Problem: Go through the data and copy each line where the word "incita" shows up.

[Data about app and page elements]
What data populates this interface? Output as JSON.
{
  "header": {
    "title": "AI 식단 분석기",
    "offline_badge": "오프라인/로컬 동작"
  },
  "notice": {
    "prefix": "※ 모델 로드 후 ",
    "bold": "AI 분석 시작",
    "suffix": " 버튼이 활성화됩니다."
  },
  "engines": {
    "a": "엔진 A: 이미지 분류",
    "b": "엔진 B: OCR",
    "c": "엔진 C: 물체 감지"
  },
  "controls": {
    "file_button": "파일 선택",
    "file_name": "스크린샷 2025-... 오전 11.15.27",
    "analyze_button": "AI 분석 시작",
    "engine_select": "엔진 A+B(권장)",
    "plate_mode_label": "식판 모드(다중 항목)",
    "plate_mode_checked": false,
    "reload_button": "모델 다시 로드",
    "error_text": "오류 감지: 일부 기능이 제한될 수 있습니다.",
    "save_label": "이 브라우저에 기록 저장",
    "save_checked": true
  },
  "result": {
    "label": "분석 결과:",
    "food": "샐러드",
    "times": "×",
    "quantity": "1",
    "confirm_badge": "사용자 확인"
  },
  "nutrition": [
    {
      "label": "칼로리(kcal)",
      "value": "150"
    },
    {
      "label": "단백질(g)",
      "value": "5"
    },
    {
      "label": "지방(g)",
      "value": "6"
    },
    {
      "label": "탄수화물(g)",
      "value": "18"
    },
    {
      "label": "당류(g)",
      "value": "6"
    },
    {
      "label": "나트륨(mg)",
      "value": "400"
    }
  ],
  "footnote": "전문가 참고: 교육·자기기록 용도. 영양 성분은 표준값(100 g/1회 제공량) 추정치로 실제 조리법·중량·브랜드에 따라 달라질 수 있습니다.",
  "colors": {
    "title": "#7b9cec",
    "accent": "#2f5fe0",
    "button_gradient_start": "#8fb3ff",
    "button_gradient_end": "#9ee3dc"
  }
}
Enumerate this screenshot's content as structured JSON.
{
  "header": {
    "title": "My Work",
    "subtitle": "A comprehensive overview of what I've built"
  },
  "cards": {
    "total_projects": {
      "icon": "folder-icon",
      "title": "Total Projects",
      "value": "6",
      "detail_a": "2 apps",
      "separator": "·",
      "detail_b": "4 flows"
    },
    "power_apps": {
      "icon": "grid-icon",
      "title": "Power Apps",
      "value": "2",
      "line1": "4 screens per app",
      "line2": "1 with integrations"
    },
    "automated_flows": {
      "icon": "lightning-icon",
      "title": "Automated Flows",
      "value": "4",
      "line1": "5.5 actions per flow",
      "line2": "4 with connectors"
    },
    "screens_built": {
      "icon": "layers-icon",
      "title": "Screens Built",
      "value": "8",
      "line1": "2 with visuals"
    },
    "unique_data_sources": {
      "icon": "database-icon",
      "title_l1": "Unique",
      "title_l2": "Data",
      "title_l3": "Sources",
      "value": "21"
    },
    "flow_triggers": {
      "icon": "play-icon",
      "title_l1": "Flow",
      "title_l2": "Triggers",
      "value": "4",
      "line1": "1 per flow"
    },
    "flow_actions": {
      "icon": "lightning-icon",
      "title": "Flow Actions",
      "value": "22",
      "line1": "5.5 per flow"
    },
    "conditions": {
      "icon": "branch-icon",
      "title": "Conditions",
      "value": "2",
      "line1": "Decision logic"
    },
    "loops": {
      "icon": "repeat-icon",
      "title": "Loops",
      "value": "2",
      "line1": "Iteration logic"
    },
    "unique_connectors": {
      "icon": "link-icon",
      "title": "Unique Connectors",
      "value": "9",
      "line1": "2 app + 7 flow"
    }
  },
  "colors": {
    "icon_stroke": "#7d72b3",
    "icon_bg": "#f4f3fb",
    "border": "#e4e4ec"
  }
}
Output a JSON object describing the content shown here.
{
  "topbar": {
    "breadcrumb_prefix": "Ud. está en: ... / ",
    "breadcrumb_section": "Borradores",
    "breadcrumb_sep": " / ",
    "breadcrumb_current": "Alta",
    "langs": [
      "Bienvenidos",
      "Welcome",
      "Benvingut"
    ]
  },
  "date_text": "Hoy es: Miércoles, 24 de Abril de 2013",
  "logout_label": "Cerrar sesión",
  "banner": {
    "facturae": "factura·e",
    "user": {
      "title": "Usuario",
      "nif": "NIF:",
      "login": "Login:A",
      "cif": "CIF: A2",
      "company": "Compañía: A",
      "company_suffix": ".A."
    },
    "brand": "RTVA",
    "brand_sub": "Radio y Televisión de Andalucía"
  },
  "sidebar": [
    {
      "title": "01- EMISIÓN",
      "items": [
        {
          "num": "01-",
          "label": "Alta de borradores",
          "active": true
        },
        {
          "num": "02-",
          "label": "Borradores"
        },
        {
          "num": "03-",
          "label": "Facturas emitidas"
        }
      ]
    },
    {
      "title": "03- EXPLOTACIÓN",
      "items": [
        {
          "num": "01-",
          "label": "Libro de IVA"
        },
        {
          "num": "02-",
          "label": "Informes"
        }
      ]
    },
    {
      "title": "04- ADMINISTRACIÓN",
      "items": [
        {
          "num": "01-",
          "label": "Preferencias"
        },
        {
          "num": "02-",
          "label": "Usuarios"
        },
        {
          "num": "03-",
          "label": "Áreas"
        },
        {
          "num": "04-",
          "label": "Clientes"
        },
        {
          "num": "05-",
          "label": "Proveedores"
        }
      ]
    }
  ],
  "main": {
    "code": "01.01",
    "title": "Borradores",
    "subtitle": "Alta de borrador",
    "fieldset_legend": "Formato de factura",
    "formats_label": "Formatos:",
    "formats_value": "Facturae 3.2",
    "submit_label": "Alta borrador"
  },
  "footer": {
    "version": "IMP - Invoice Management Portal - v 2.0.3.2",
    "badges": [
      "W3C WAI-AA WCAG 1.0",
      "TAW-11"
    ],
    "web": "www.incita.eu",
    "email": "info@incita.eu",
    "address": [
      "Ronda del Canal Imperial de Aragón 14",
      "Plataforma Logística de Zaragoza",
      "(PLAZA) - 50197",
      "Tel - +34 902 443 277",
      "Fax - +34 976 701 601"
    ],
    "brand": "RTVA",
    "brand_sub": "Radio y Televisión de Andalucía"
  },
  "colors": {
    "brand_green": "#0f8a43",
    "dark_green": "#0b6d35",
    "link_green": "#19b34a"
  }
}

Answer for this exercise:
    "web": "www.incita.eu",
    "email": "info@incita.eu",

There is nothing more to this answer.